[DATA UNDER STUDY Boundary: Start]

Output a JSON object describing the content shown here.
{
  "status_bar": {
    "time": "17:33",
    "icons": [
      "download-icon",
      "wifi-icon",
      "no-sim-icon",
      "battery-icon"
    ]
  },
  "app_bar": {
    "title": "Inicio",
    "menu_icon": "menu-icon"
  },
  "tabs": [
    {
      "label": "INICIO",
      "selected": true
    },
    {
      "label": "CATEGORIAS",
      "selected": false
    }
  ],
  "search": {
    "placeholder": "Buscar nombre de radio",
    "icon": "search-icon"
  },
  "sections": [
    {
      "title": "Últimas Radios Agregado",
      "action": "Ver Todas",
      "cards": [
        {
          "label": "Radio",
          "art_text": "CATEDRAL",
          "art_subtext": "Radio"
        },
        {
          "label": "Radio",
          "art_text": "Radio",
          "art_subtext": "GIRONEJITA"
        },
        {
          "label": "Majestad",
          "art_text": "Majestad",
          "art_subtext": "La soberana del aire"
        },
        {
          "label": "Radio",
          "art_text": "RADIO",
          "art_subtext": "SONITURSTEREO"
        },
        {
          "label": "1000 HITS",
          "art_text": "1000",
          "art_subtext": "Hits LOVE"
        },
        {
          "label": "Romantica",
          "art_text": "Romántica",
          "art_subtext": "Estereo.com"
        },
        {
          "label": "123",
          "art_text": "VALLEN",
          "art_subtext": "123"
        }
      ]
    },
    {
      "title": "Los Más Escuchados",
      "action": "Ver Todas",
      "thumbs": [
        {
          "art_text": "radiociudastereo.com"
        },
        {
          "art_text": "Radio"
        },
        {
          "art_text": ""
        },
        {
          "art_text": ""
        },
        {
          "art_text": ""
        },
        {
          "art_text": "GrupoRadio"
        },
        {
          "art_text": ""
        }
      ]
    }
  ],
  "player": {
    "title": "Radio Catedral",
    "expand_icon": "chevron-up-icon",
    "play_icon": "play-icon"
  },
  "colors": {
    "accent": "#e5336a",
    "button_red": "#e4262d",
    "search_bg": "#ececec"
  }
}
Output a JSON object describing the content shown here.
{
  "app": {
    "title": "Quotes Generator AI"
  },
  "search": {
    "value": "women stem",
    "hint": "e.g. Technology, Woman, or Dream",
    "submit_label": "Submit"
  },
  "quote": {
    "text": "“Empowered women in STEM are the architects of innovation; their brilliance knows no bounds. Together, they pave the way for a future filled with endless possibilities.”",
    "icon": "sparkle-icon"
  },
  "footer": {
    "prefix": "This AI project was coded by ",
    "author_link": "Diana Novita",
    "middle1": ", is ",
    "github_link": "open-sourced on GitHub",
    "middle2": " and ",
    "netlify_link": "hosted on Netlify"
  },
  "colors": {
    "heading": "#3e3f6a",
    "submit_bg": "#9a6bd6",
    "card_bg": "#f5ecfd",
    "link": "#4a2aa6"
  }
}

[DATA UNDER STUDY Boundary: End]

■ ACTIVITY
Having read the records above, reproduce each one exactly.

■ COMPLETED TASK
Output a JSON object describing the content shown here.
{
  "status_bar": {
    "time": "17:33",
    "icons": [
      "download-icon",
      "wifi-icon",
      "no-sim-icon",
      "battery-icon"
    ]
  },
  "app_bar": {
    "title": "Inicio",
    "menu_icon": "menu-icon"
  },
  "tabs": [
    {
      "label": "INICIO",
      "selected": true
    },
    {
      "label": "CATEGORIAS",
      "selected": false
    }
  ],
  "search": {
    "placeholder": "Buscar nombre de radio",
    "icon": "search-icon"
  },
  "sections": [
    {
      "title": "Últimas Radios Agregado",
      "action": "Ver Todas",
      "cards": [
        {
          "label": "Radio",
          "art_text": "CATEDRAL",
          "art_subtext": "Radio"
        },
        {
          "label": "Radio",
          "art_text": "Radio",
          "art_subtext": "GIRONEJITA"
        },
        {
          "label": "Majestad",
          "art_text": "Majestad",
          "art_subtext": "La soberana del aire"
        },
        {
          "label": "Radio",
          "art_text": "RADIO",
          "art_subtext": "SONITURSTEREO"
        },
        {
          "label": "1000 HITS",
          "art_text": "1000",
          "art_subtext": "Hits LOVE"
        },
        {
          "label": "Romantica",
          "art_text": "Romántica",
          "art_subtext": "Estereo.com"
        },
        {
          "label": "123",
          "art_text": "VALLEN",
          "art_subtext": "123"
        }
      ]
    },
    {
      "title": "Los Más Escuchados",
      "action": "Ver Todas",
      "thumbs": [
        {
          "art_text": "radiociudastereo.com"
        },
        {
          "art_text": "Radio"
        },
        {
          "art_text": ""
        },
        {
          "art_text": ""
        },
        {
          "art_text": ""
        },
        {
          "art_text": "GrupoRadio"
        },
        {
          "art_text": ""
        }
      ]
    }
  ],
  "player": {
    "title": "Radio Catedral",
    "expand_icon": "chevron-up-icon",
    "play_icon": "play-icon"
  },
  "colors": {
    "accent": "#e5336a",
    "button_red": "#e4262d",
    "search_bg": "#ececec"
  }
}
Output a JSON object describing the content shown here.
{
  "app": {
    "title": "Quotes Generator AI"
  },
  "search": {
    "value": "women stem",
    "hint": "e.g. Technology, Woman, or Dream",
    "submit_label": "Submit"
  },
  "quote": {
    "text": "“Empowered women in STEM are the architects of innovation; their brilliance knows no bounds. Together, they pave the way for a future filled with endless possibilities.”",
    "icon": "sparkle-icon"
  },
  "footer": {
    "prefix": "This AI project was coded by ",
    "author_link": "Diana Novita",
    "middle1": ", is ",
    "github_link": "open-sourced on GitHub",
    "middle2": " and ",
    "netlify_link": "hosted on Netlify"
  },
  "colors": {
    "heading": "#3e3f6a",
    "submit_bg": "#9a6bd6",
    "card_bg": "#f5ecfd",
    "link": "#4a2aa6"
  }
}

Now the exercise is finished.